In preparation for the upcoming 2023 Tirana Civil Society and Think Tank Forum (CSF) of the Berlin Process Summit to be held in Tirana, Albania, regional experts, policymakers, and stakeholders convened today in Prishtina, Kosovo, to address the challenges and opportunities for bolstering regional security cooperation in the Western Balkans.
The Kosovar Centre for Security Studies (KCSS) has been invited by the Open Society Foundations - Western Balkans (OSF-WB), ELIAMEP, and CDI to lead the consultation process and develop a policy paper with actionable recommendations for the Thematic Working Group on Security and Geopolitics, with a focus on regional security cooperation in the Western Balkans.
To this end, KCSS successfully organized three online consultation meetings, convening a diverse group of experts from the region. The invaluable contributions of experts have been instrumental in framing the challenges and formulating recommendations to foster enhanced regional security cooperation in the Western Balkans.
Continuing this effort, KCSS hosted a roundtable discussion in Prishtina, Kosovo, today, where regional experts delved into the pressing issues of regional security cooperation. The Head of the EU Office in Kosovo, Ambassador Tomáš Szunyog, emphasized the significance of countering disinformation, promoting the rule of law, and ensuring regional ownership of security initiatives. Moreover, Ambassador Szunyog highlighted the vital role civil society plays in facilitating and enhancing regional cooperation in the Western Balkans. Ms. Arbana Pasholli, a member of the Parliament of North Macedonia, stressed the importance of cooperation and integration to bring the region closer to the European Union (EU). Ms. Lura Limani, the executive director of the Kosovo Foundation for Open Society (KFOS), underscored that regional integration is essential for development and democracy, emphasizing the need for civil society participation in the Berlin Process and utilizing the region's capacities to strengthen cooperation.

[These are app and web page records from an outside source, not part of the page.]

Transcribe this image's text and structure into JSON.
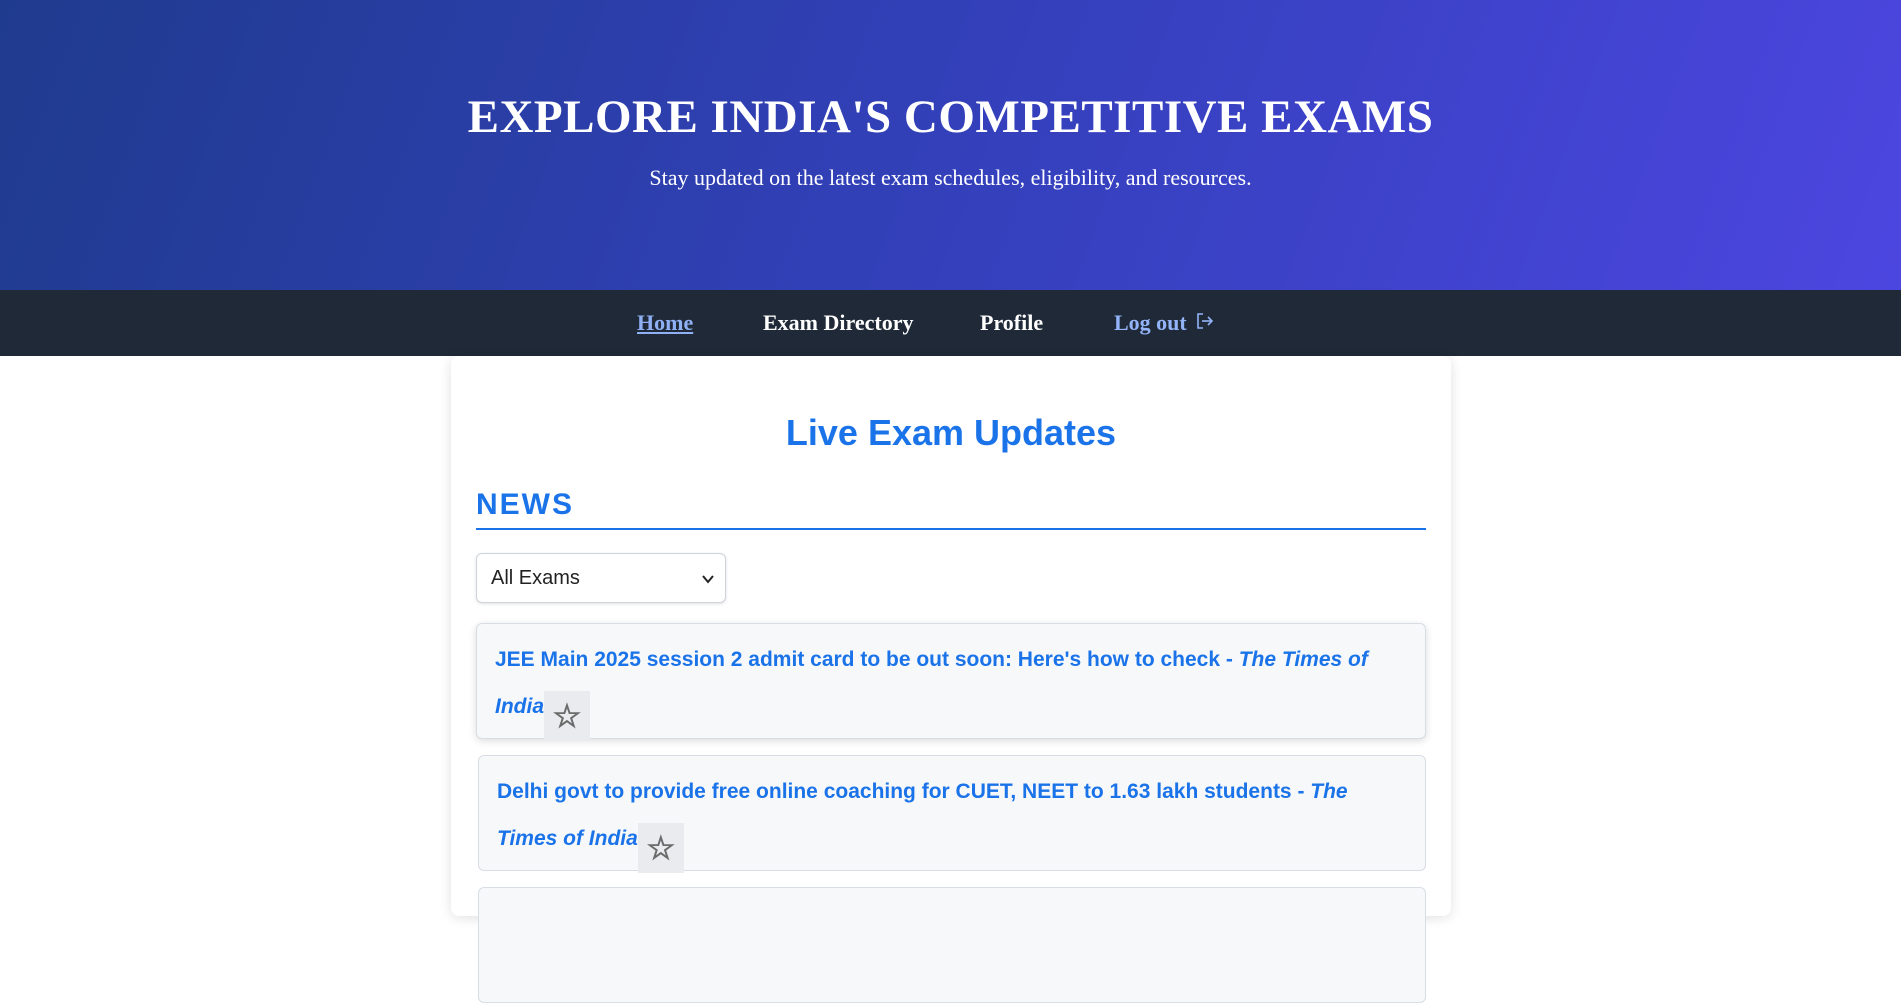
{
  "hero": {
    "title": "EXPLORE INDIA'S COMPETITIVE EXAMS",
    "subtitle": "Stay updated on the latest exam schedules, eligibility, and resources."
  },
  "nav": {
    "home": "Home",
    "exam_directory": "Exam Directory",
    "profile": "Profile",
    "logout": "Log out",
    "logout_icon": "logout-icon"
  },
  "main": {
    "title": "Live Exam Updates",
    "news_heading": "NEWS",
    "filter": {
      "selected": "All Exams"
    },
    "news": [
      {
        "headline": "JEE Main 2025 session 2 admit card to be out soon: Here's how to check - ",
        "source": "The Times of India",
        "star": "☆"
      },
      {
        "headline": "Delhi govt to provide free online coaching for CUET, NEET to 1.63 lakh students - ",
        "source": "The Times of India",
        "star": "☆"
      }
    ]
  },
  "colors": {
    "accent": "#1a73e8",
    "nav_bg": "#1f2937",
    "hero_start": "#1f3b8e",
    "hero_end": "#4c46e0"
  }
}
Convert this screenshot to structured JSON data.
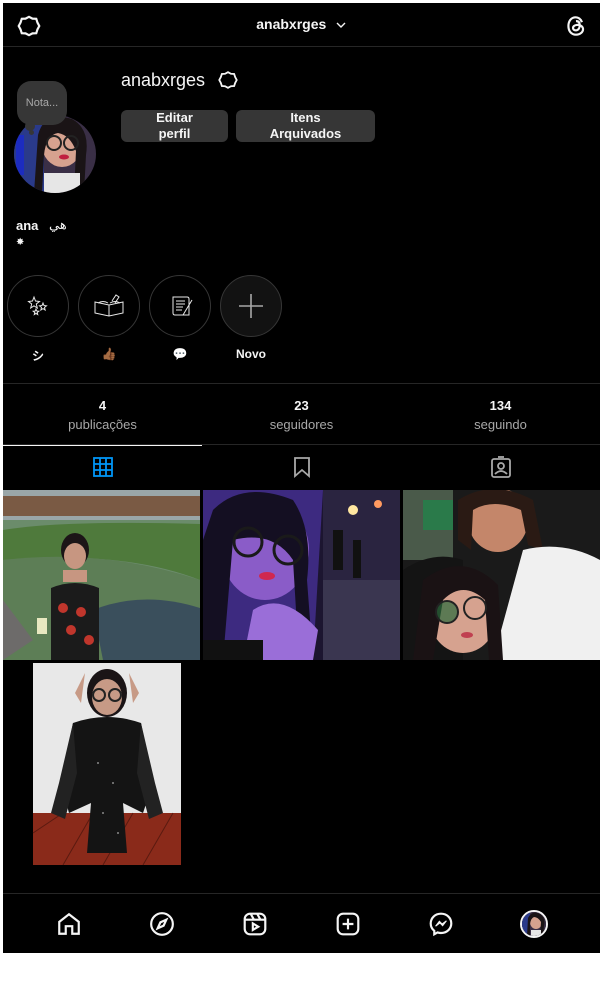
{
  "header": {
    "username": "anabxrges"
  },
  "profile": {
    "name": "anabxrges",
    "note_label": "Nota...",
    "edit_button_line1": "Editar",
    "edit_button_line2": "perfil",
    "archive_button_line1": "Itens",
    "archive_button_line2": "Arquivados",
    "bio_name": "ana",
    "bio_extra": "ﻫﻲ",
    "bio_line2": "✸"
  },
  "highlights": [
    {
      "label": "シ",
      "icon": "sparkles-icon"
    },
    {
      "label": "👍🏾",
      "icon": "open-book-icon"
    },
    {
      "label": "💬",
      "icon": "scroll-quill-icon"
    },
    {
      "label": "Novo",
      "icon": "plus-icon"
    }
  ],
  "stats": [
    {
      "value": "4",
      "label": "publicações"
    },
    {
      "value": "23",
      "label": "seguidores"
    },
    {
      "value": "134",
      "label": "seguindo"
    }
  ],
  "tabs": [
    {
      "name": "grid-tab",
      "icon": "grid-icon",
      "active": true
    },
    {
      "name": "saved-tab",
      "icon": "bookmark-icon",
      "active": false
    },
    {
      "name": "tagged-tab",
      "icon": "tagged-person-icon",
      "active": false
    }
  ],
  "posts": [
    {
      "description": "woman by lake with drink"
    },
    {
      "description": "selfie with glasses at night fair"
    },
    {
      "description": "selfie with older woman"
    },
    {
      "description": "woman in black sparkly dress"
    }
  ],
  "bottom_nav": [
    "home-icon",
    "explore-icon",
    "reels-icon",
    "create-icon",
    "messenger-icon",
    "profile-avatar"
  ],
  "colors": {
    "background": "#000000",
    "button": "#363636",
    "divider": "#262626",
    "active_tab": "#0095f6",
    "text": "#f5f5f5",
    "muted": "#a8a8a8"
  }
}
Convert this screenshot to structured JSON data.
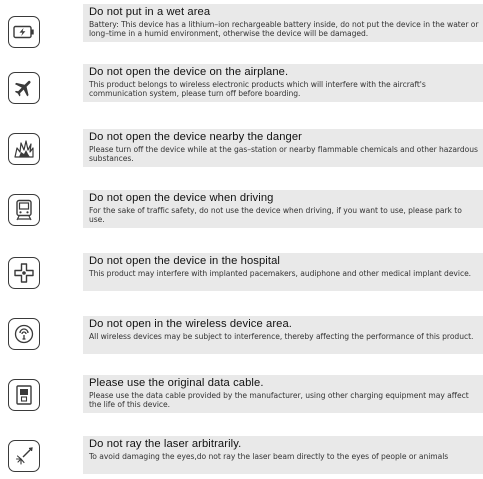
{
  "items": [
    {
      "icon": "battery-charging-icon",
      "title": "Do not put in a wet area",
      "desc": "Battery: This device has a lithium–ion rechargeable battery inside, do not put the device in the water or long–time in a humid environment, otherwise the device will be damaged."
    },
    {
      "icon": "airplane-icon",
      "title": "Do not open the device on the airplane.",
      "desc": "This product belongs to wireless electronic products which will interfere with the aircraft's communication system, please turn off before boarding."
    },
    {
      "icon": "explosion-icon",
      "title": "Do not open the device nearby the danger",
      "desc": "Please turn off the device while at the gas–station or nearby flammable chemicals and other hazardous substances."
    },
    {
      "icon": "train-icon",
      "title": "Do not open the device when driving",
      "desc": "For the sake of traffic safety, do not use the device when driving, if you want to use, please park to use."
    },
    {
      "icon": "hospital-cross-icon",
      "title": "Do not open the device in the hospital",
      "desc": "This product may interfere with implanted pacemakers, audiphone and other medical implant device."
    },
    {
      "icon": "wireless-signal-icon",
      "title": "Do not open in the wireless device area.",
      "desc": "All wireless devices may be subject to interference, thereby affecting the performance of this product."
    },
    {
      "icon": "usb-connector-icon",
      "title": "Please use the original data cable.",
      "desc": "Please use the data cable provided by the manufacturer, using other charging equipment may affect the life of this device."
    },
    {
      "icon": "laser-icon",
      "title": "Do not ray the laser arbitrarily.",
      "desc": "To avoid damaging the eyes,do not ray the laser beam directly to the eyes of people or animals"
    }
  ]
}
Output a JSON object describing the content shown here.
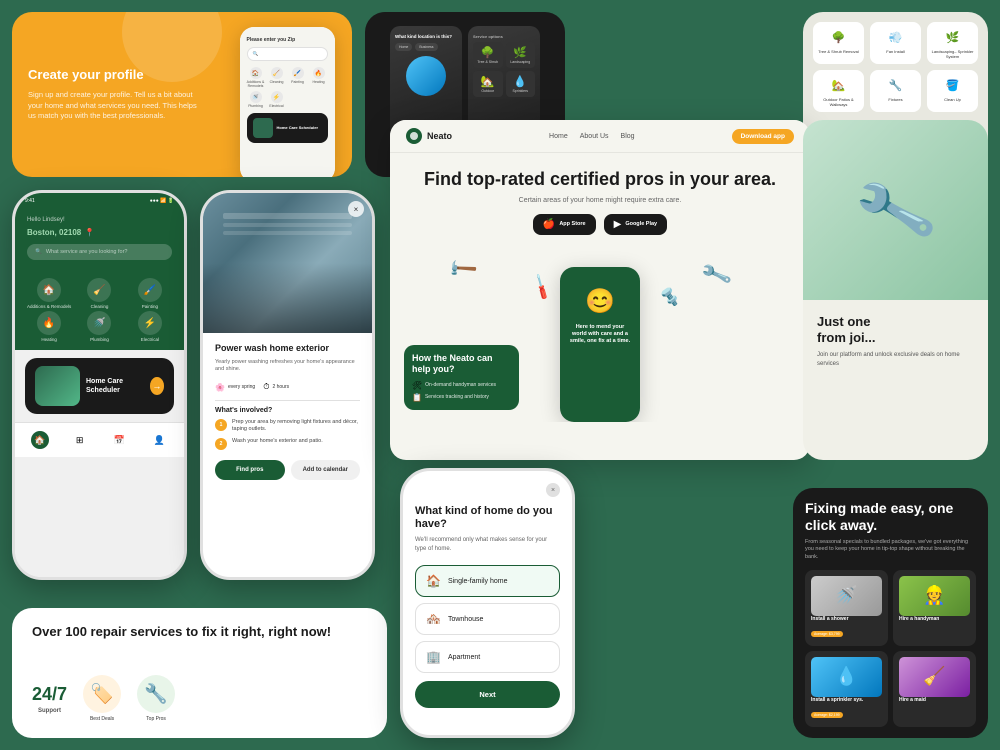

Ramadan Ilazi and Adelina Hasani, researchers at KCSS, presented findings from the online consultations, highlighting that Russia's invasion of Ukraine has created a new momentum for the Western Balkans' European integration process. However, countries in the region are yet to fully embrace this opportunity. They also emphasized that the Western Balkans face threats from foreign malign influence, driven by state and non-state actors, often exploiting organized corruption, weak rule of law, and a lack of commitment to democratic norms. Notably, the situation in Kosovo and Serbia, as well as Bosnia and Herzegovina, poses the most significant challenge to peace and security in the region. Addressing the normalization of relations between Kosovo and Serbia is critical for regional stability.
Ramadan Ilazi highlighted that while political will remains pivotal for regional security cooperation, equal attention must be given to operational efforts to achieve tangible results. Recognizing the transnational nature of threats, he emphasized the importance of coordinated responses and urged Western Balkan countries to align their policies with the EU's Regulation 2019/452, the Foreign Direct Investment (FDI) Regulation, while rationalizing regional security initiatives for improved performance and cooperation.
Adelina Hasani pointed out that malign foreign influence often relies on disinformation campaigns and propaganda to distort public discourse and manipulate perceptions. In this context, she stressed the need for collaboration between countries to effectively defend against cybersecurity threats.
The insights gained from the roundtable discussions will contribute to a comprehensive policy paper with tangible recommendations on advancing regional security cooperation. This paper will be presented at the forthcoming summit of the Berlin Process in Tirana later this year.